According to the National Cancer Institute, breast cancer is the second most common cancer diagnosed in women – with almost 13% of all U.S. women getting diagnosed with the disease at least once in their life (about 1% of all breast cancer diagnoses are in men). Breast cancer occurs when cancerous cells form in the breast tissue, and a number of factors may cause cancer to occur, including family history, inherited genes, hormones (particularly estrogen and progestin), former cancer treatment, and nutrition.
Though cancer research has made huge strides over the past few decades in the prevention, detection, and treatment of breast cancer, there is still much to investigate to truly understand and eradicate this disease. The Cancer Center at Illinois is home to a large collaborative of breast cancer researchers, working together and crossing disciplines to understand the causes of breast cancer, improve diagnostics, create more effective treatments with fewer side effects, and ultimately, save lives.

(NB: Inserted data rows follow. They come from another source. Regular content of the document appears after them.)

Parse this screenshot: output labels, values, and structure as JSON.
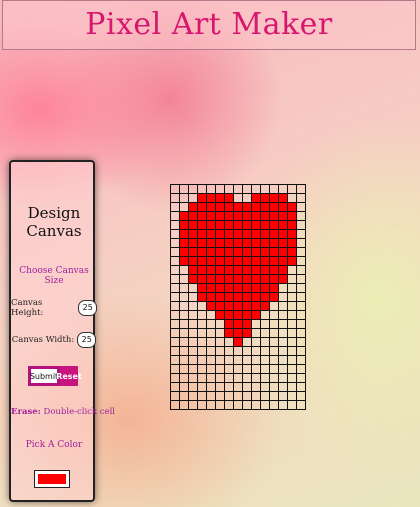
{
  "header": {
    "title": "Pixel Art Maker"
  },
  "panel": {
    "title": "Design Canvas",
    "choose_size": "Choose Canvas Size",
    "height_label": "Canvas Height:",
    "height_value": "25",
    "width_label": "Canvas Width:",
    "width_value": "25",
    "submit_label": "Submit",
    "reset_label": "Reset",
    "erase_label": "Erase:",
    "erase_hint": "Double-click cell",
    "pick_color": "Pick A Color",
    "selected_color": "#ff0000"
  },
  "canvas": {
    "rows": 25,
    "cols": 15,
    "fill_color": "#ff0000",
    "filled": [
      [
        1,
        [
          3,
          6
        ],
        [
          9,
          12
        ]
      ],
      [
        2,
        [
          2,
          7
        ],
        [
          8,
          13
        ]
      ],
      [
        3,
        [
          1,
          13
        ]
      ],
      [
        4,
        [
          1,
          13
        ]
      ],
      [
        5,
        [
          1,
          13
        ]
      ],
      [
        6,
        [
          1,
          13
        ]
      ],
      [
        7,
        [
          1,
          13
        ]
      ],
      [
        8,
        [
          1,
          13
        ]
      ],
      [
        9,
        [
          2,
          12
        ]
      ],
      [
        10,
        [
          2,
          12
        ]
      ],
      [
        11,
        [
          3,
          11
        ]
      ],
      [
        12,
        [
          3,
          11
        ]
      ],
      [
        13,
        [
          4,
          10
        ]
      ],
      [
        14,
        [
          5,
          9
        ]
      ],
      [
        15,
        [
          6,
          8
        ]
      ],
      [
        16,
        [
          6,
          8
        ]
      ],
      [
        17,
        [
          7,
          7
        ]
      ]
    ]
  }
}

Recently, CCIL scientists discovered ErSO, a breast cancer therapy that killed 95-100% of cancer cells in mouse models of human estrogen-receptor-positive breast cancers and their metastases in bone, brain, liver and lungs. Created by the labs of Paul Hergenrother and David Shapiro, ErSO was licensed by Bayer Pharmaceuticals, fast-tracking the drug to human clinical trials.